Hamsters were also used to study decompression sickness, as well as sheep. Sheep are often used for these types of studies, as their placenta is very similar to a human placenta.
These chamber studies have shown a range of developmental abnormalities. These include low birth weights, fetal abortion, bubbles in the amniotic fluid, premature delivery, abnormal skull development, malformed limbs, abnormal development of the heart, changes in the fetal circulation, limb weakness and blindness.
You can read more about the scientific conclusions of these studies on the DAN website.
Scuba Diving While Pregnant
As well as the potential risks to the baby, there are also concerns for the person who is scuba diving during their pregnancy. Pregnant people often experience swelling in their sinuses which can affect equalisation.
There are also a number of strenuous factors involved in a regular dive day. Carrying heavy scuba equipment would not be advisable during pregnancy. If you’re prone to seasickness, this probably wouldn’t pair well with any nausea caused by morning sickness.
There’s also the practicality of fitting into scuba equipment. Dive gear isn’t well adapted to women’s bodies at the best of times, so trying to fit a growing bump into a wetsuit or BCD would not be an easy task!
Want to know which wetsuits can still accommodate a bump for other water adventures? Check out Girls that Scuba founder Sarah trying on her wetsuits at 6 months pregnant.
Other Water Activities During Pregnancy
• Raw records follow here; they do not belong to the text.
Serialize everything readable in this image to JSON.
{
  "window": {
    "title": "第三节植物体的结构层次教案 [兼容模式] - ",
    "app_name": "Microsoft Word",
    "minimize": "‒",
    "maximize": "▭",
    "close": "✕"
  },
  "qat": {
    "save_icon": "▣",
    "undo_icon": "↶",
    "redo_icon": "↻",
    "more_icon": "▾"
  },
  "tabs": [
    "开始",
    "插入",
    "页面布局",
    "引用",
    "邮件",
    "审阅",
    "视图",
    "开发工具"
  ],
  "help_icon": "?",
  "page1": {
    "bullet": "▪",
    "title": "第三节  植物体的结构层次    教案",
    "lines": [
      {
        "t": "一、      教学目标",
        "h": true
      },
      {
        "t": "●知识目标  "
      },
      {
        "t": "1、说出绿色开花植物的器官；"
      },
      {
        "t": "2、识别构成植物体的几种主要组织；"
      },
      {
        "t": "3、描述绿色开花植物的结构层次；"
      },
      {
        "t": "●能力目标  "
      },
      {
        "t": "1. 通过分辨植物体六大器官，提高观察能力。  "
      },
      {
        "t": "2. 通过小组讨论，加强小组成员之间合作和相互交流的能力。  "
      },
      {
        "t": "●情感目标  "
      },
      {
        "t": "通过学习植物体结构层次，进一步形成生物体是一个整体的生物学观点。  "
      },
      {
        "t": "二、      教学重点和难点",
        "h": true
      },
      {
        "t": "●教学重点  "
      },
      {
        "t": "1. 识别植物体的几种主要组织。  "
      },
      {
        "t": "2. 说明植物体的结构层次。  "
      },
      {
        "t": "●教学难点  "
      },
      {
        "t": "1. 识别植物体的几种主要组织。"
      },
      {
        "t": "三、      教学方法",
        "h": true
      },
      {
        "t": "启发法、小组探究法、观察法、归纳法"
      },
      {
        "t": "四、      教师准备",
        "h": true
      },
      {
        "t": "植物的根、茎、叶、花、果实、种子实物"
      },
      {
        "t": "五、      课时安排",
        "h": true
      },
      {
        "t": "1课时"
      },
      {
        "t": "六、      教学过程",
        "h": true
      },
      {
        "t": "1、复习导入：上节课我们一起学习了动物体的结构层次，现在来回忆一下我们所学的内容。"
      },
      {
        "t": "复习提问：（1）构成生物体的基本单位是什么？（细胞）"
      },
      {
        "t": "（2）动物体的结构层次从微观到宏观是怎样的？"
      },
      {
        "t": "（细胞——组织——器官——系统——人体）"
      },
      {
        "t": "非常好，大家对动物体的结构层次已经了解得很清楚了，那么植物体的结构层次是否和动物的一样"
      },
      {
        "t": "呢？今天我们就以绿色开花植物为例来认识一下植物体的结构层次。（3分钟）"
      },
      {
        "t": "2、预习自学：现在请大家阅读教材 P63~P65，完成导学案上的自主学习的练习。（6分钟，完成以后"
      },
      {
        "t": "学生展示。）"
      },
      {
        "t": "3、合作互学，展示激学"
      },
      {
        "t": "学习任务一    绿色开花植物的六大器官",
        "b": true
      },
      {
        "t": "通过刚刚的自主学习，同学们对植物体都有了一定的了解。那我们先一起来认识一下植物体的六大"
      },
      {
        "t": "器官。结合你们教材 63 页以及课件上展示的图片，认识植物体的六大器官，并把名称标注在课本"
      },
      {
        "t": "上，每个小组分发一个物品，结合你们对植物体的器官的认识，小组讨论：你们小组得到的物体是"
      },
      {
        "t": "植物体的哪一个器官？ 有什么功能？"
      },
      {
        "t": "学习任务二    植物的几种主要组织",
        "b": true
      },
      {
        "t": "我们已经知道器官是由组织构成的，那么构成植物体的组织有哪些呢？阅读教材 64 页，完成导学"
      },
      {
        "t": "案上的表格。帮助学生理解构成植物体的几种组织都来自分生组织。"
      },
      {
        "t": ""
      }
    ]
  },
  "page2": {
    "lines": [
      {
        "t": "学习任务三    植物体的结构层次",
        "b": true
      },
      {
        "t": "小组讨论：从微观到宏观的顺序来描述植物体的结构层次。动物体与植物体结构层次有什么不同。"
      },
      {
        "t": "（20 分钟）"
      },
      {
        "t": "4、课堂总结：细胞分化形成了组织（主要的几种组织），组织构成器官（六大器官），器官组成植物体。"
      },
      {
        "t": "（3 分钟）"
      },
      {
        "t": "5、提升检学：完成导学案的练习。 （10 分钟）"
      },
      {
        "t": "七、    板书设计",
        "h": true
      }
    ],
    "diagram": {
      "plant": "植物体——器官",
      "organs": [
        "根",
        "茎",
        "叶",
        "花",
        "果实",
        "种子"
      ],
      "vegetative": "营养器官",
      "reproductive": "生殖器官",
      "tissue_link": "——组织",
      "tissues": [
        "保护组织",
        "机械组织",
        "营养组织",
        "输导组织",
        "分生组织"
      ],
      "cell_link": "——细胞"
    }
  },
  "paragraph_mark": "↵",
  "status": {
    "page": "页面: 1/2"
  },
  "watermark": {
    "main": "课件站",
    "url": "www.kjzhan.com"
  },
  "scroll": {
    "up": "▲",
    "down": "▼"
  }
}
While diving may be off the agenda while you’re carrying, your extended surface interval doesn’t have to be totally dry! Swimming and snorkelling are still possible through a lot of your pregnancy.
There is evidence that being in the water will help alleviate aches, pains, swollen joints and water retention. The coolness of the water might also provide some relief for those hot sweats. Swimming is a very beneficial form of low impact exercise, and exercise is important during pregnancy.
For many of us, the ocean is our happy place. Keeping your spirits up and releasing happy endorphins during pregnancy can have a positive effect on the development of the baby. If you can achieve this by snorkelling and appreciating the marine life from the surface, why wouldn’t you?
Returning to Scuba Diving After Pregnancy
Resuming any activities after pregnancy should be done under the guidance of your doctor. For most people with no complications following a vaginal birth, they can return to diving after 4-8 weeks.
However, there are lots of factors which will affect your diving experience following childbirth. From childcare to nursing considerations, dive planning might take a little more work. This shouldn’t keep you out of the water, though!
We surveyed our community about their experiences of scuba diving and pregnancy, and you can read more about their thoughts in our results. You can also check out our sub-group, Mums that Scuba, for support from others as you return to diving.